*** Source material ***
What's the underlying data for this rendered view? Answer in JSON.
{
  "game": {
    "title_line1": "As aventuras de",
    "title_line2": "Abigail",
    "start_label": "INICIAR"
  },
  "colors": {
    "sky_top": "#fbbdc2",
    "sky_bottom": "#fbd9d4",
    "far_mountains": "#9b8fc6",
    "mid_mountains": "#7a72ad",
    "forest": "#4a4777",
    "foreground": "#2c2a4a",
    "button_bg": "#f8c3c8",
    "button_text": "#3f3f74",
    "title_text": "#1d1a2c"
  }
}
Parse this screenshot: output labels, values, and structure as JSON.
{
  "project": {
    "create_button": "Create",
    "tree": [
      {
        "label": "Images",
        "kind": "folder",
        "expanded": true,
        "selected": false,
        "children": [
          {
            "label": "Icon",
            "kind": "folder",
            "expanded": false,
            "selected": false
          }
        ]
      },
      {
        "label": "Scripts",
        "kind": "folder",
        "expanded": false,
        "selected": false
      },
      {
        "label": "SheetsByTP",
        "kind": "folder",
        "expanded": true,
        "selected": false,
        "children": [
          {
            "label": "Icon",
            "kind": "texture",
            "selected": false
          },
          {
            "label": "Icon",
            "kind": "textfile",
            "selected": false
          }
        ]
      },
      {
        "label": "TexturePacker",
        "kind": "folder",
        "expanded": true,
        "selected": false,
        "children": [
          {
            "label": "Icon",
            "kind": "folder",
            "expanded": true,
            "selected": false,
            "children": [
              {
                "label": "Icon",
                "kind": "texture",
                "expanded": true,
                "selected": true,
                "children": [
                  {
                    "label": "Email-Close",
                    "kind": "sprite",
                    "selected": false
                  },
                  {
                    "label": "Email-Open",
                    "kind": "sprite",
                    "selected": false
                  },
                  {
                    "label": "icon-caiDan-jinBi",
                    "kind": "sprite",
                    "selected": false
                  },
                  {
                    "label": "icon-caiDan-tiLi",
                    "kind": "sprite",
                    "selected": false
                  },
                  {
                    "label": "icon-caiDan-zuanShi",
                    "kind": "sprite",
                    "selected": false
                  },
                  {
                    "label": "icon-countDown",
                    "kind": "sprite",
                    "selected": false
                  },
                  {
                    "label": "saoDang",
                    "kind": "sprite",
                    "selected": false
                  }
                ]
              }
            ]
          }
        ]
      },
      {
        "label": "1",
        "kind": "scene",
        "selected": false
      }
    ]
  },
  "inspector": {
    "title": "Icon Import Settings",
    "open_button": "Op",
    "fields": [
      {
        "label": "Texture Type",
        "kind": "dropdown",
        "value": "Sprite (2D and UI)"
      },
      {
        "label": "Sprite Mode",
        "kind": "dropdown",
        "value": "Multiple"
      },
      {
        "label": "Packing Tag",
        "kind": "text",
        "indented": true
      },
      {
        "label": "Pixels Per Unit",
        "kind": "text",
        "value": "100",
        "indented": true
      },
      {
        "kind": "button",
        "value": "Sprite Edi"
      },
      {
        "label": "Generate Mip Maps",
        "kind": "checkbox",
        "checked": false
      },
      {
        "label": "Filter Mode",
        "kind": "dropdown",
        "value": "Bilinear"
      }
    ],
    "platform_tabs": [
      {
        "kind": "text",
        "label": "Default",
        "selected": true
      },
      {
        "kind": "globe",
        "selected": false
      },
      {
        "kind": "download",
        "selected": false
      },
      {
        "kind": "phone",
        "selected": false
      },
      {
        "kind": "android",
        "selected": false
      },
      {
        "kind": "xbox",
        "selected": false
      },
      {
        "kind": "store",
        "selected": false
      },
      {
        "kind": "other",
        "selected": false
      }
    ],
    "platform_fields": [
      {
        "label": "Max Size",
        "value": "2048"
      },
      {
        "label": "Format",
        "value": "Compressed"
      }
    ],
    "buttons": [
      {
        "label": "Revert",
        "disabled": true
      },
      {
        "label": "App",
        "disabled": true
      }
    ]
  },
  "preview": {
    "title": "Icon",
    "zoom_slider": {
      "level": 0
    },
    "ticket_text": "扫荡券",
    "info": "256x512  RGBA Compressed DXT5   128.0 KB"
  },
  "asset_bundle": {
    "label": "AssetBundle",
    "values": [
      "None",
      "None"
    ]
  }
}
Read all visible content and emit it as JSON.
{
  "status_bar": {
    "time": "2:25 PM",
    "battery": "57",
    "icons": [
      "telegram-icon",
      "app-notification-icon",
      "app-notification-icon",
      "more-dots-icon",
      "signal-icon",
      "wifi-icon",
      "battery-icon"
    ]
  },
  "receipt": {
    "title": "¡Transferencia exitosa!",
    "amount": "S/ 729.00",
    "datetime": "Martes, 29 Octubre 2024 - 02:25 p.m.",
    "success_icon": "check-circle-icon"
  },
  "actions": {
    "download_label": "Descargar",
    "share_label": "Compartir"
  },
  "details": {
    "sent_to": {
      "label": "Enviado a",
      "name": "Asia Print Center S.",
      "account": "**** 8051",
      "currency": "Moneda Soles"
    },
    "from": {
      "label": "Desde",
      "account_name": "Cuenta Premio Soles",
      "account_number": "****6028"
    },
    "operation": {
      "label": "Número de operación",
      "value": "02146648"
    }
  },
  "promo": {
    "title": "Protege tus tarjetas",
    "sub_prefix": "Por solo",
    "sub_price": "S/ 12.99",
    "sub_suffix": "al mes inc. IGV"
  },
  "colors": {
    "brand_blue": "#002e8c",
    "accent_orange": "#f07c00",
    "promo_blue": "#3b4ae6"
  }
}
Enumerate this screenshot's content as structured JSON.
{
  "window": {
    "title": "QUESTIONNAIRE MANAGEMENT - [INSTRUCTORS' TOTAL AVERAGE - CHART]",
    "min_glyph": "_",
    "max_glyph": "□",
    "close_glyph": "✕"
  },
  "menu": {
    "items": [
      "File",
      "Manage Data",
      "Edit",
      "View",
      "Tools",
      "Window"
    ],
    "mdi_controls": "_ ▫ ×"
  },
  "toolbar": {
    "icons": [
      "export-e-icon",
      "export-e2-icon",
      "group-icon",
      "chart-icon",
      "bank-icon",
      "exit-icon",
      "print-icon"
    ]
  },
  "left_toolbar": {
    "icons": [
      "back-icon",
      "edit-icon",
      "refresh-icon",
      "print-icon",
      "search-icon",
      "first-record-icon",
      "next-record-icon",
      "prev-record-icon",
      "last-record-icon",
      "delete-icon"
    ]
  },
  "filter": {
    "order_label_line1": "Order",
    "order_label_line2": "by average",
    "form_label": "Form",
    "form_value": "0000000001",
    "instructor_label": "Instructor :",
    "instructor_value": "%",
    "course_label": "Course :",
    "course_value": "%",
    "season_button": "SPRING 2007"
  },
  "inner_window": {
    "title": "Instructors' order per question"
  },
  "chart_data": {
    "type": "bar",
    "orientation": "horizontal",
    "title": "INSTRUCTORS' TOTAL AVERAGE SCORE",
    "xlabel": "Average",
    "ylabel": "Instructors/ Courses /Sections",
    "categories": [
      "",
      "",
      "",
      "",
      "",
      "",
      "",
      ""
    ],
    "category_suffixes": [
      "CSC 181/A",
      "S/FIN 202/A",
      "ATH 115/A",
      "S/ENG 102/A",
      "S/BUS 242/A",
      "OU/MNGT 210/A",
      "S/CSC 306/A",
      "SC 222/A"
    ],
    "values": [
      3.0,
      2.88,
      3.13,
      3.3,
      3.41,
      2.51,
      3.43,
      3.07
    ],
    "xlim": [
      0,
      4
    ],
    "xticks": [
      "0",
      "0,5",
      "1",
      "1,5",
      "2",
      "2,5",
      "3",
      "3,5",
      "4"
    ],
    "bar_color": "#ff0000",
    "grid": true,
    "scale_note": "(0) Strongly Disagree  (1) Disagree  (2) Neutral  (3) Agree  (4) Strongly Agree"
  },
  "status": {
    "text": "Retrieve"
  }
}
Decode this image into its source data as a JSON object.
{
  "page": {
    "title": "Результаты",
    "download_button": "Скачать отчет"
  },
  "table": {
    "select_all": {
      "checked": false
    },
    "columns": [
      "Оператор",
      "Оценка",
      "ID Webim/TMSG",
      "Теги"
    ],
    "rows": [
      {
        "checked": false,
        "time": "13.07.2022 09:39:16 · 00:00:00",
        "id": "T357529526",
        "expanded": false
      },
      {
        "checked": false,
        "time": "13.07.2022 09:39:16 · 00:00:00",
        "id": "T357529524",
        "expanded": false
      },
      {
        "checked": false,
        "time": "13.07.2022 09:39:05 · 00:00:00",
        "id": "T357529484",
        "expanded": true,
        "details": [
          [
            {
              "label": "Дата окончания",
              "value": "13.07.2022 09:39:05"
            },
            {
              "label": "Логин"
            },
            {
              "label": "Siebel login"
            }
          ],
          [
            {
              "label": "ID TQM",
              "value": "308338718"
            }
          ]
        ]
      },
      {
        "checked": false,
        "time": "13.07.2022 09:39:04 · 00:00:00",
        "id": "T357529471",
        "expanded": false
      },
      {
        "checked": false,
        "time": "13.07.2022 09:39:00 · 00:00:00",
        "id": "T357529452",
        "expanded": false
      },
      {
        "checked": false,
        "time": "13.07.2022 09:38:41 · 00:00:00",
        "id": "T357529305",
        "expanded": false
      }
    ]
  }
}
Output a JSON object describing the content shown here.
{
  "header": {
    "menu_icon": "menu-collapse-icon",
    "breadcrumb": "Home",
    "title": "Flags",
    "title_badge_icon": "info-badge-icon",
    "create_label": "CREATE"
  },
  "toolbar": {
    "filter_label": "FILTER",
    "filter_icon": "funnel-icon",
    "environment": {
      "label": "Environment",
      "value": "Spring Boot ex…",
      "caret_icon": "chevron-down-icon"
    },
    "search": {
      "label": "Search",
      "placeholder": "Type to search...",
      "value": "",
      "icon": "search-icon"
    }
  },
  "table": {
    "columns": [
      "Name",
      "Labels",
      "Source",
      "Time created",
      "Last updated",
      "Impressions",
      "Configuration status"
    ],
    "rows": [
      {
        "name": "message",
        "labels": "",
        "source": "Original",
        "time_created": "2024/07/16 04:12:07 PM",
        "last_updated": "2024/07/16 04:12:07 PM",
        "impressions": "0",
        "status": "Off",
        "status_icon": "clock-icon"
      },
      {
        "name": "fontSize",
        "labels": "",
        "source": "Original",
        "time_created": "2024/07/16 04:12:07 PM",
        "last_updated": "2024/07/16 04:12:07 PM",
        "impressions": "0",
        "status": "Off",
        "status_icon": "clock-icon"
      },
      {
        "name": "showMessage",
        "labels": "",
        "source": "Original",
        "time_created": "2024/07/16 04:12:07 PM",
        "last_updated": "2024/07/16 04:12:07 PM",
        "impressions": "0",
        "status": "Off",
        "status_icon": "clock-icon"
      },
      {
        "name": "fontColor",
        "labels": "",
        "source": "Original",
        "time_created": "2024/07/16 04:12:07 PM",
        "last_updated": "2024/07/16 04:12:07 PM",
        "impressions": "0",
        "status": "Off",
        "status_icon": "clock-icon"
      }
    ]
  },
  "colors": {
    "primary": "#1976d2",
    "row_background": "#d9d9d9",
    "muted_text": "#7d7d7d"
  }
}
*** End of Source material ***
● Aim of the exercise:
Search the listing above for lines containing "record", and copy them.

● Response box:
      "first-record-icon",
      "next-record-icon",
      "prev-record-icon",
      "last-record-icon",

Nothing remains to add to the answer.